Brand experiences are all around us. All brands that offer a product or service provide a brand experience, whether they realize it or not. The department store experience is quickly losing its appeal due to the rise of internet shopping.
The economic model for national department stores is kaput. The predictability of the store, while critical to building a brand, hurts local versions of the chain stores. Local stores aren’t able to adapt to the local business climate, as they are tied to a national ad program. Therefore, the brand experience feels bland, whereas smaller, more nimble brands are able to deliver a brand experience that is quirky, fun, and memorable.
A Tricky Balancing Act to Improve the Brand Experience
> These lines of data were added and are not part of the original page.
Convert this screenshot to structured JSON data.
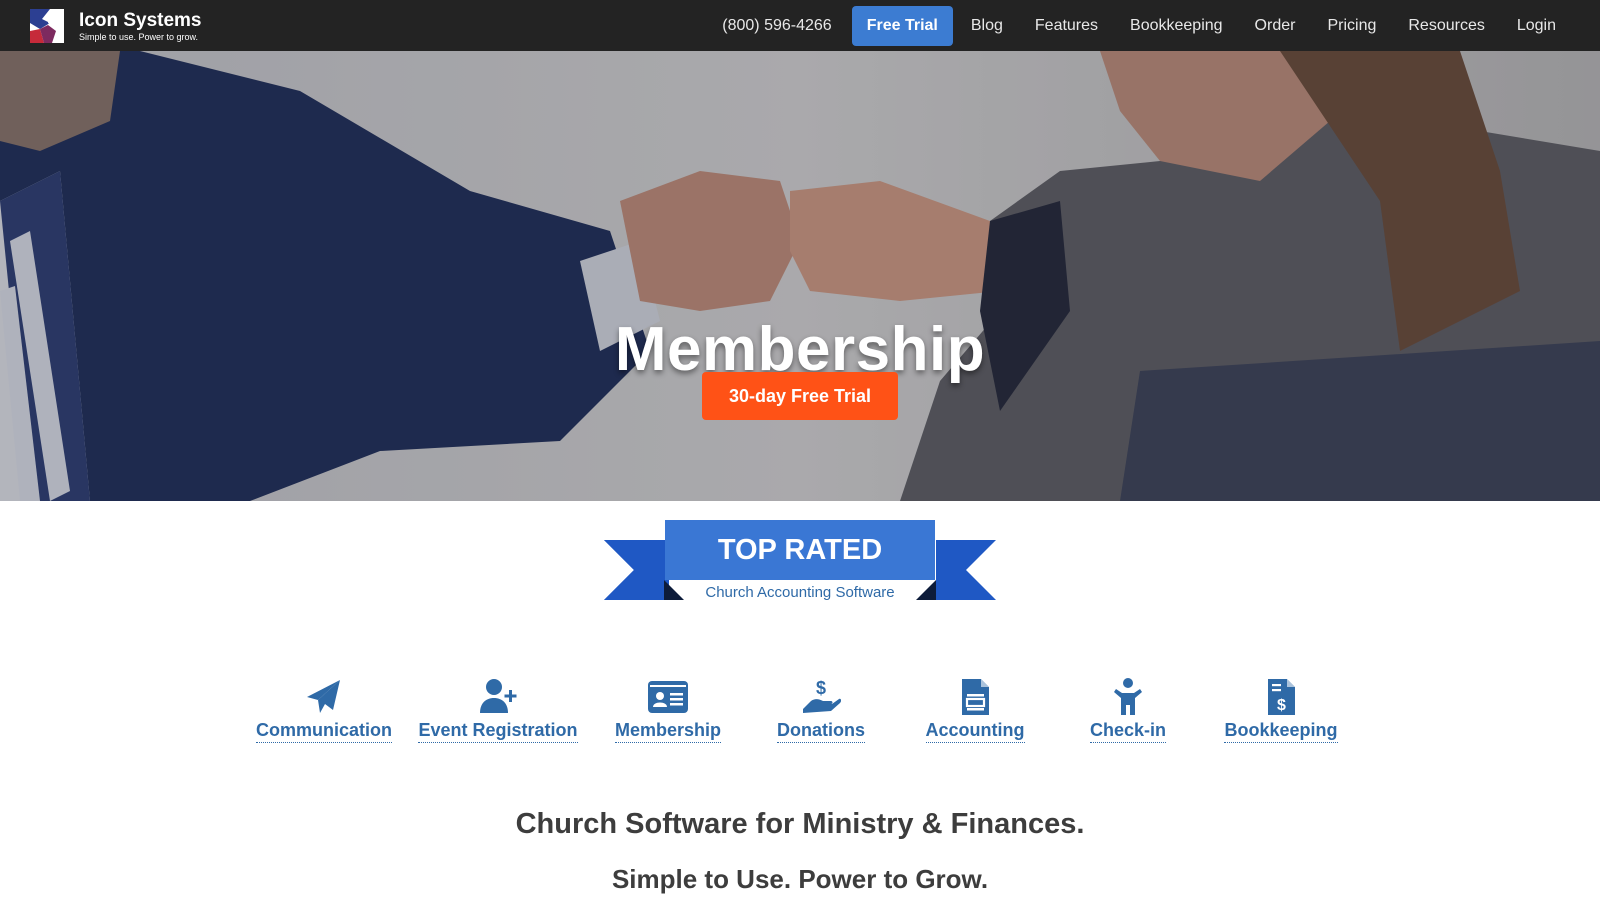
{
  "brand": {
    "name": "Icon Systems",
    "tagline": "Simple to use. Power to grow."
  },
  "nav": {
    "phone": "(800) 596-4266",
    "free_trial": "Free Trial",
    "items": [
      "Blog",
      "Features",
      "Bookkeeping",
      "Order",
      "Pricing",
      "Resources",
      "Login"
    ]
  },
  "hero": {
    "title": "Membership",
    "cta_label": "30-day Free Trial"
  },
  "ribbon": {
    "title": "TOP RATED",
    "subtitle": "Church Accounting Software"
  },
  "features": [
    {
      "label": "Communication",
      "icon": "paper-plane-icon"
    },
    {
      "label": "Event Registration",
      "icon": "user-plus-icon"
    },
    {
      "label": "Membership",
      "icon": "id-card-icon"
    },
    {
      "label": "Donations",
      "icon": "hand-dollar-icon"
    },
    {
      "label": "Accounting",
      "icon": "document-icon"
    },
    {
      "label": "Check-in",
      "icon": "child-icon"
    },
    {
      "label": "Bookkeeping",
      "icon": "invoice-dollar-icon"
    }
  ],
  "headings": {
    "main": "Church Software for Ministry & Finances.",
    "sub": "Simple to Use. Power to Grow."
  },
  "colors": {
    "topbar": "#232323",
    "nav_trial": "#3c7cd2",
    "cta": "#ff5216",
    "ribbon": "#3a77d4",
    "ribbon_tail": "#1f58c4",
    "feature": "#2f6aa7"
  }
}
In 2008, Macy’s tried to balance a sustainable mix of national and local. It was a version of predictive marketing before the term really caught on. For example, based on weather conditions, local stores in Minneapolis, Minnesota would stock more heavy coats and run sales promotions while fewer coats were offered in Miami, Florida.
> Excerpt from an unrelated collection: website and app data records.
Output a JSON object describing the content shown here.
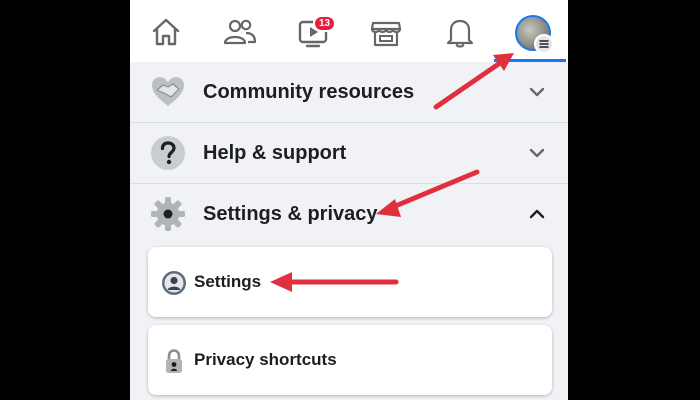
{
  "top_nav": {
    "items": [
      {
        "name": "home",
        "icon": "home-icon"
      },
      {
        "name": "friends",
        "icon": "friends-icon"
      },
      {
        "name": "watch",
        "icon": "watch-icon",
        "badge": "13"
      },
      {
        "name": "marketplace",
        "icon": "marketplace-icon"
      },
      {
        "name": "notifications",
        "icon": "bell-icon"
      },
      {
        "name": "menu",
        "icon": "profile-avatar",
        "active": true
      }
    ],
    "active_color": "#1877f2",
    "badge_color": "#e41e3f"
  },
  "menu": {
    "sections": [
      {
        "label": "Community resources",
        "icon": "handshake-icon",
        "expanded": false
      },
      {
        "label": "Help & support",
        "icon": "question-icon",
        "expanded": false
      },
      {
        "label": "Settings & privacy",
        "icon": "gear-icon",
        "expanded": true
      }
    ],
    "submenu": [
      {
        "label": "Settings",
        "icon": "user-circle-icon"
      },
      {
        "label": "Privacy shortcuts",
        "icon": "lock-icon"
      }
    ]
  },
  "annotations": {
    "arrow_color": "#e0303e",
    "arrow_count": 3
  }
}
The other strategy the department store deployed was to acquire local brands across the nation such as Marshall Fields in Chicago, Foley’s in Texas, and Burdine’s in Florida. Acquiring those brands was not the problem. Each acted as a natural hub for local shoppers that was familiar and trustworthy. The problem happened when Macy’s decided to rebrand all of the newly acquired stores in order to facilitate a national ad buy.
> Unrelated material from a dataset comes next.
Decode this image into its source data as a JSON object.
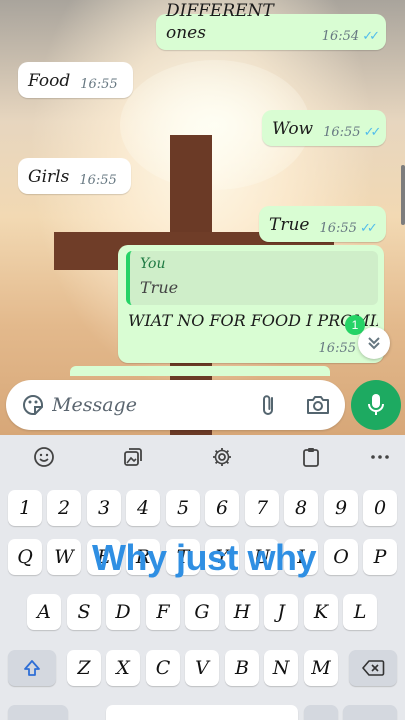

Shuttering Stores Across the Country
The strategy did not work and the brand experience has suffered because of it. Macy’s recently announced that in 2017, it will close about 15% of its total or about 100 stores. They are not alone. Sears is closing nearly 30 Sears and Kmart stores by April, with more to be announced soon.
Well-known staples at malls across the country are facing the same demise as Macy’s and Sears.
The Brand Experience of the Future
The good news? It’s not to say the mall is completely dead. For brands who want to delight their customers, they must begin thinking about their retail experience as a theater, an exhibition space, and playground, mixed in with unexpected experiences.
Department stores have an opportunity to become experiential enterprises. Just as the hotel industry is in the process of delivering new, exceptional experiences, department stores can add complimentary brand experiences that wow and delight customers, enhancing and creating a memorable shopping experience.
According to the Wall Street Journal, millennials especially, want “hipper, more happening lobbies and restaurants and better technology in rooms.“
Some boutique hotels are offering more amenities such as bell service, 24-hour room service and concierges. One of the ways that hotels differentiate and highlight their hotels across cities is to shine a light on what makes the city vibrant and fun. A new boutique hotel brand, Pendry’s features different amenities in different cities. In San Diego, you’ll find a nightclub and beer hall, while Baltimore will feature a full whiskey bar.
It’s not just hotels, though.
Brands from all industries can develop memorable experiences. A BMW dealership has started a valet service to pick up a customer’s car for service at the home or office and return it when the repair is complete, according to Automotive News. Nordstrom’s in Chicago is also enhancing the experience of the men’s department by having a fully stocked bar. And the Westin is helping travelers maintain wellness.
Failure to Adapt Leads to Failure Across the Board
Brands must continuously evolve in order to delight their customers and provide memorable services and experiences that build relationships and keep customer retention high. Designing brand experiences is one strategy that can elevate your brand and create positive memories in the minds of your customers.
What’s Your Take?
How can department stores adapt to stay relevant as the world evolves into an internet-based society? How do you use brand experiences in your company to delight your customers and encourage deeper engagement? Would love to hear your thoughts and connect with you. Find me on Twitter, ‘Like’ my page on Facebook, or connect with me on LinkedIn.